Fancy a ‘green’ plate?
We all know plastic is a curse, we shouldn’t use it but sometimes in absence of a substitute, it becomes imperative. For example, travelling disposable cups, plates and spoons. But now there’s an alternative.
Scientists have designed a set of “green” tableware made from sugarcane waste and bamboo that could serve as a potential alternative to plastic cups and other disposable plastic containers. And what’s more, you won’t even feel any differently!
Unlike traditional plastic or biodegradable polymers, which can take as long as 450 years or require high temperatures to degrade—this non-toxic, eco-friendly material only takes 60 days to break down and is clean enough to hold your morning coffee or dinner takeout.
Winding together long and thin bamboo fibers with short and thick bagasse fibers to form a tight network, the team of scientists from Northeastern University molded containers from the two materials that were mechanically stable and biodegradable.
The new green tableware is not only strong enough to hold liquids as plastic does and cleaner than biodegradables made from recycled materials that might not be fully de-inked, but also starts decomposing after being in the soil for 30-45 days and completely loses its shape after two months.
Did you know?
According to World Economic Forum researchers, just 10 rivers across Asia and Africa carry 90% of the plastic that ends up in the oceans. The study states that eight of these rivers are in Asia: the Yangtze, Indus, Yellow, Hai He, Ganges, Pearl, Amur, and Mekong.

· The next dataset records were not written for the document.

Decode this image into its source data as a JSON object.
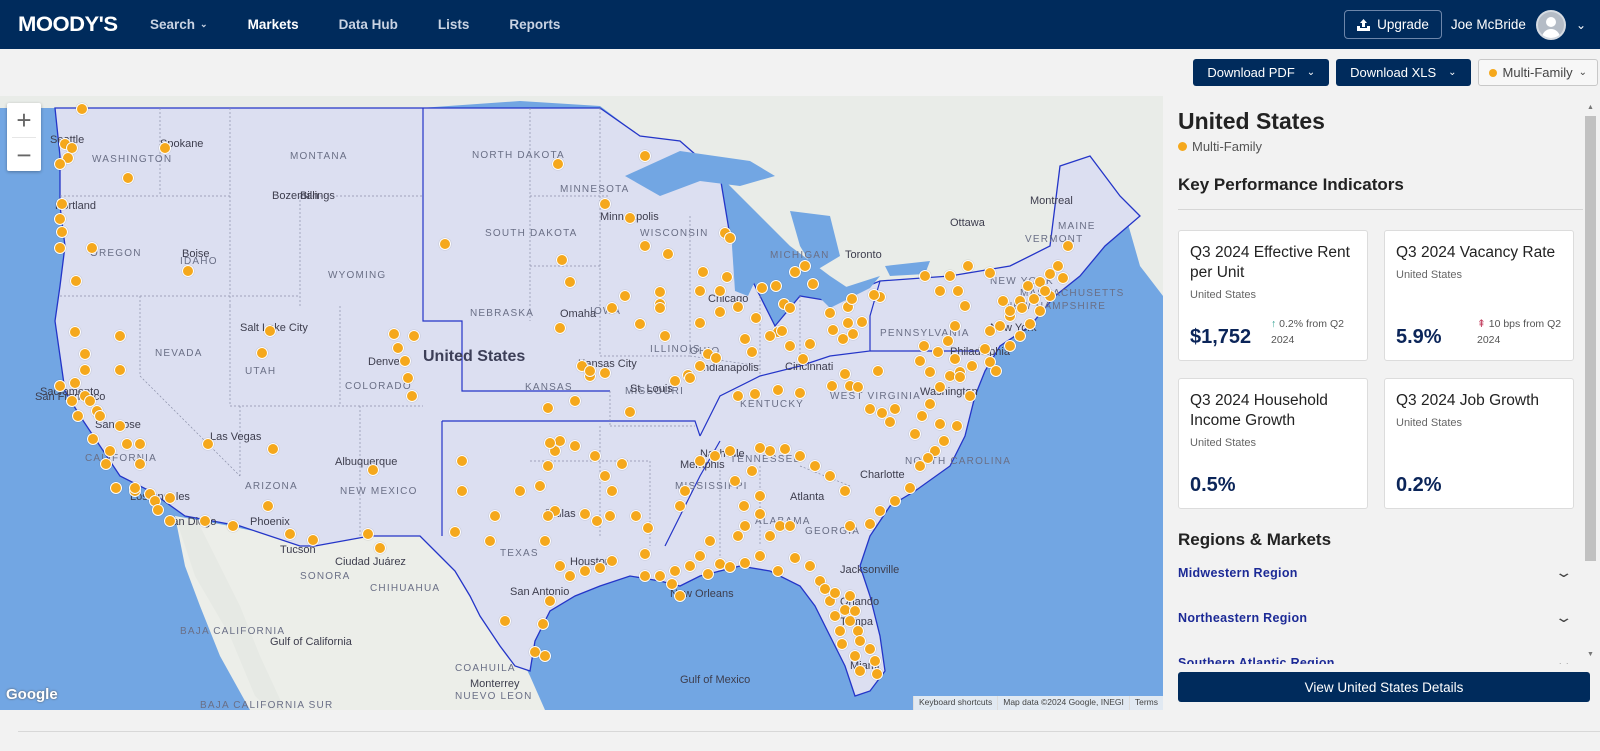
{
  "header": {
    "logo": "MOODY'S",
    "nav": [
      {
        "label": "Search",
        "has_dropdown": true,
        "active": false
      },
      {
        "label": "Markets",
        "has_dropdown": false,
        "active": true
      },
      {
        "label": "Data Hub",
        "has_dropdown": false,
        "active": false
      },
      {
        "label": "Lists",
        "has_dropdown": false,
        "active": false
      },
      {
        "label": "Reports",
        "has_dropdown": false,
        "active": false
      }
    ],
    "upgrade_label": "Upgrade",
    "user_name": "Joe McBride"
  },
  "toolbar": {
    "download_pdf": "Download PDF",
    "download_xls": "Download XLS",
    "property_type": "Multi-Family",
    "property_type_color": "#f5a81c"
  },
  "map": {
    "country_label": "United States",
    "zoom_in": "+",
    "zoom_out": "−",
    "provider_logo": "Google",
    "attribution": [
      "Keyboard shortcuts",
      "Map data ©2024 Google, INEGI",
      "Terms"
    ],
    "state_labels": [
      "WASHINGTON",
      "OREGON",
      "IDAHO",
      "MONTANA",
      "WYOMING",
      "NEVADA",
      "UTAH",
      "COLORADO",
      "ARIZONA",
      "NEW MEXICO",
      "CALIFORNIA",
      "NORTH DAKOTA",
      "SOUTH DAKOTA",
      "NEBRASKA",
      "KANSAS",
      "MINNESOTA",
      "WISCONSIN",
      "IOWA",
      "MISSOURI",
      "ILLINOIS",
      "MICHIGAN",
      "OHIO",
      "KENTUCKY",
      "TENNESSEE",
      "TEXAS",
      "MISSISSIPPI",
      "ALABAMA",
      "GEORGIA",
      "PENNSYLVANIA",
      "NEW YORK",
      "VERMONT",
      "MAINE",
      "NEW HAMPSHIRE",
      "MASSACHUSETTS",
      "WEST VIRGINIA",
      "NORTH CAROLINA",
      "SONORA",
      "CHIHUAHUA",
      "COAHUILA",
      "NUEVO LEON",
      "BAJA CALIFORNIA",
      "BAJA CALIFORNIA SUR"
    ],
    "city_labels": [
      "Seattle",
      "Spokane",
      "Portland",
      "Boise",
      "Billings",
      "Bozeman",
      "Salt Lake City",
      "Denver",
      "Sacramento",
      "San Francisco",
      "San Jose",
      "Las Vegas",
      "Los Angeles",
      "San Diego",
      "Phoenix",
      "Tucson",
      "Albuquerque",
      "Ciudad Juárez",
      "Minneapolis",
      "Omaha",
      "Kansas City",
      "St. Louis",
      "Chicago",
      "Indianapolis",
      "Cincinnati",
      "Nashville",
      "Memphis",
      "Atlanta",
      "Charlotte",
      "Dallas",
      "Houston",
      "San Antonio",
      "New Orleans",
      "Jacksonville",
      "Orlando",
      "Tampa",
      "Miami",
      "Washington",
      "Philadelphia",
      "New York",
      "Toronto",
      "Ottawa",
      "Montreal",
      "Monterrey",
      "Gulf of Mexico",
      "Gulf of California"
    ],
    "marker_color": "#f5a81c"
  },
  "panel": {
    "country": "United States",
    "property_type": "Multi-Family",
    "kpi_heading": "Key Performance Indicators",
    "kpis": [
      {
        "title": "Q3 2024 Effective Rent per Unit",
        "location": "United States",
        "value": "$1,752",
        "change_arrow": "↑",
        "change_direction": "up",
        "change_text": "0.2% from Q2 2024"
      },
      {
        "title": "Q3 2024 Vacancy Rate",
        "location": "United States",
        "value": "5.9%",
        "change_arrow": "⇞",
        "change_direction": "down",
        "change_text": "10 bps from Q2 2024"
      },
      {
        "title": "Q3 2024 Household Income Growth",
        "location": "United States",
        "value": "0.5%",
        "change_arrow": "",
        "change_direction": "",
        "change_text": ""
      },
      {
        "title": "Q3 2024 Job Growth",
        "location": "United States",
        "value": "0.2%",
        "change_arrow": "",
        "change_direction": "",
        "change_text": ""
      }
    ],
    "regions_heading": "Regions & Markets",
    "regions": [
      {
        "label": "Midwestern Region"
      },
      {
        "label": "Northeastern Region"
      },
      {
        "label": "Southern Atlantic Region"
      }
    ],
    "view_details_label": "View United States Details"
  }
}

Two of the rivers can be found in Africa: the Nile and the Niger.